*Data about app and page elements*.
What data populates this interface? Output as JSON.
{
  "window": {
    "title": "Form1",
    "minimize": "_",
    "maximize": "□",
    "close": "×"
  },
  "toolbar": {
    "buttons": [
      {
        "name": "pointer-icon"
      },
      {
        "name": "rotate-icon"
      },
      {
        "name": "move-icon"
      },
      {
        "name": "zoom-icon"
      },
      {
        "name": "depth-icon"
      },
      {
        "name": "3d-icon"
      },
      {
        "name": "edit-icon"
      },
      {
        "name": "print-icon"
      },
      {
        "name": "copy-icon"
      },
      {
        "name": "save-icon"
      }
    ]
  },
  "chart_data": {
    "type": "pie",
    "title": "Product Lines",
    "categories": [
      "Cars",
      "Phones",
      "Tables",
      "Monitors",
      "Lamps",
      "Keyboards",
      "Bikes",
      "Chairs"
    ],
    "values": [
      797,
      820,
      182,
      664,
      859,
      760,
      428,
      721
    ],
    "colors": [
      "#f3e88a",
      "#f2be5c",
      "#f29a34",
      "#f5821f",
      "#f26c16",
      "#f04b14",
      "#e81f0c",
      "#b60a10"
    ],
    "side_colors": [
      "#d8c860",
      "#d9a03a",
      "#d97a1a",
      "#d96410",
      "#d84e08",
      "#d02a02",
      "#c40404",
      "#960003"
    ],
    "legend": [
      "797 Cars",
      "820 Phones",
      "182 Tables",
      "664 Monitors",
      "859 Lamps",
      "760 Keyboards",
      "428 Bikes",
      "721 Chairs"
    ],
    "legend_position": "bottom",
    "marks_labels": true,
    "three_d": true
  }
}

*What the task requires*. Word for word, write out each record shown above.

*Answer section*.
What data populates this interface? Output as JSON.
{
  "window": {
    "title": "Form1",
    "minimize": "_",
    "maximize": "□",
    "close": "×"
  },
  "toolbar": {
    "buttons": [
      {
        "name": "pointer-icon"
      },
      {
        "name": "rotate-icon"
      },
      {
        "name": "move-icon"
      },
      {
        "name": "zoom-icon"
      },
      {
        "name": "depth-icon"
      },
      {
        "name": "3d-icon"
      },
      {
        "name": "edit-icon"
      },
      {
        "name": "print-icon"
      },
      {
        "name": "copy-icon"
      },
      {
        "name": "save-icon"
      }
    ]
  },
  "chart_data": {
    "type": "pie",
    "title": "Product Lines",
    "categories": [
      "Cars",
      "Phones",
      "Tables",
      "Monitors",
      "Lamps",
      "Keyboards",
      "Bikes",
      "Chairs"
    ],
    "values": [
      797,
      820,
      182,
      664,
      859,
      760,
      428,
      721
    ],
    "colors": [
      "#f3e88a",
      "#f2be5c",
      "#f29a34",
      "#f5821f",
      "#f26c16",
      "#f04b14",
      "#e81f0c",
      "#b60a10"
    ],
    "side_colors": [
      "#d8c860",
      "#d9a03a",
      "#d97a1a",
      "#d96410",
      "#d84e08",
      "#d02a02",
      "#c40404",
      "#960003"
    ],
    "legend": [
      "797 Cars",
      "820 Phones",
      "182 Tables",
      "664 Monitors",
      "859 Lamps",
      "760 Keyboards",
      "428 Bikes",
      "721 Chairs"
    ],
    "legend_position": "bottom",
    "marks_labels": true,
    "three_d": true
  }
}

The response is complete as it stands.